In Science this week, neuroscientists from the University of Texas Southwestern Medical Center propose a model of the factor influencing neurogenesis, dubbed the neurogenic interactome, which they say will help better understand the role of neuron creation on mood and depression. Adult-generated hippocampal neurons are required for mood control and antidepressant efficacy, but "conflicting findings from preclinical research—involving stress, depression, and neurogenesis — highlight the complexity of considering neurogenesis as a road to remission from depression." Through this new interactome, researchers can weigh system-wide, regional, and local regulation of neurons in order to help "clarify the role of neurogenesis in the etiology and treatment of depression."

Ten years after the publication of the genome sequences of the mosquito Anopheles gambiae and the malaria parasite Plasmodium falciparum, the full impact of these landmark events for malaria control have yet to be felt, according to two epidemiologists writing in Science. Although mortality from the disease has fallen in the past decade, exact numbers are difficult to come by, and challenges to combating malaria persist. Overall, the genome projects have made "some contribution to the development of new malaria tools, such as new vaccine candidates, but a decade is probably too short a period for the research to be translated into success in the field."

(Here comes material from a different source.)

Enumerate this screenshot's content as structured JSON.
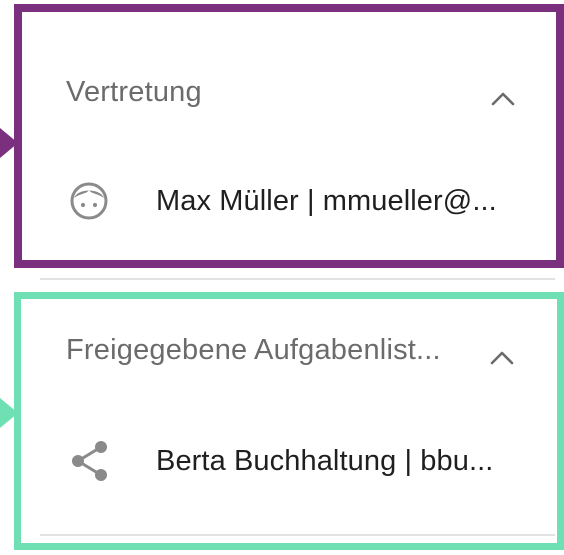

In Science Translational Medicine, a multi-institute team of researchers reports on a new whole-genome sequencing technology capable of diagnosing genetic disorders in intensive care unit newborns in just two days. The technique, called symptom- and sign-assisted genome analysis, or SSAGA, joins whole-genome sequencing with automated bioinformatic analysis to identify a disorder within 50 hours. Monogenic diseases are common causes of neonatal morbidity and mortality, and clinical testing for most of these conditions is largely unavailable. Additionally, the course of these diseases is rapid, making quick diagnosis critical to clinical decision making. SSAGA, however, can "potentially broaden and foreshorten differential diagnosis, resulting in fewer empirical treatments and faster progression to genetic and prognostic counseling." Our sister publication GenomeWeb Daily News has more on the study here.

The Scan

LINE-1 Linked to Premature Aging Conditions

Researchers report in Science Translational Medicine that the accumulation of LINE-1 RNA contributes to premature aging conditions and that symptoms can be improved by targeting them.

Team Presents Cattle Genotype-Tissue Expression Atlas

Using RNA sequences representing thousands of cattle samples, researchers looked at relationships between cattle genotype and tissue expression in Nature Genetics.

Researchers Map Recombination in Khoe-San Population

With whole-genome sequences for dozens of individuals from the Nama population, researchers saw in Genome Biology fine-scale recombination patterns that clustered outside of other populations.

Myotonic Dystrophy Repeat Detected in Family Genome Sequencing Analysis

While sequencing individuals from a multi-generation family, researchers identified a myotonic dystrophy type 2-related short tandem repeat in the European Journal of Human Genetics.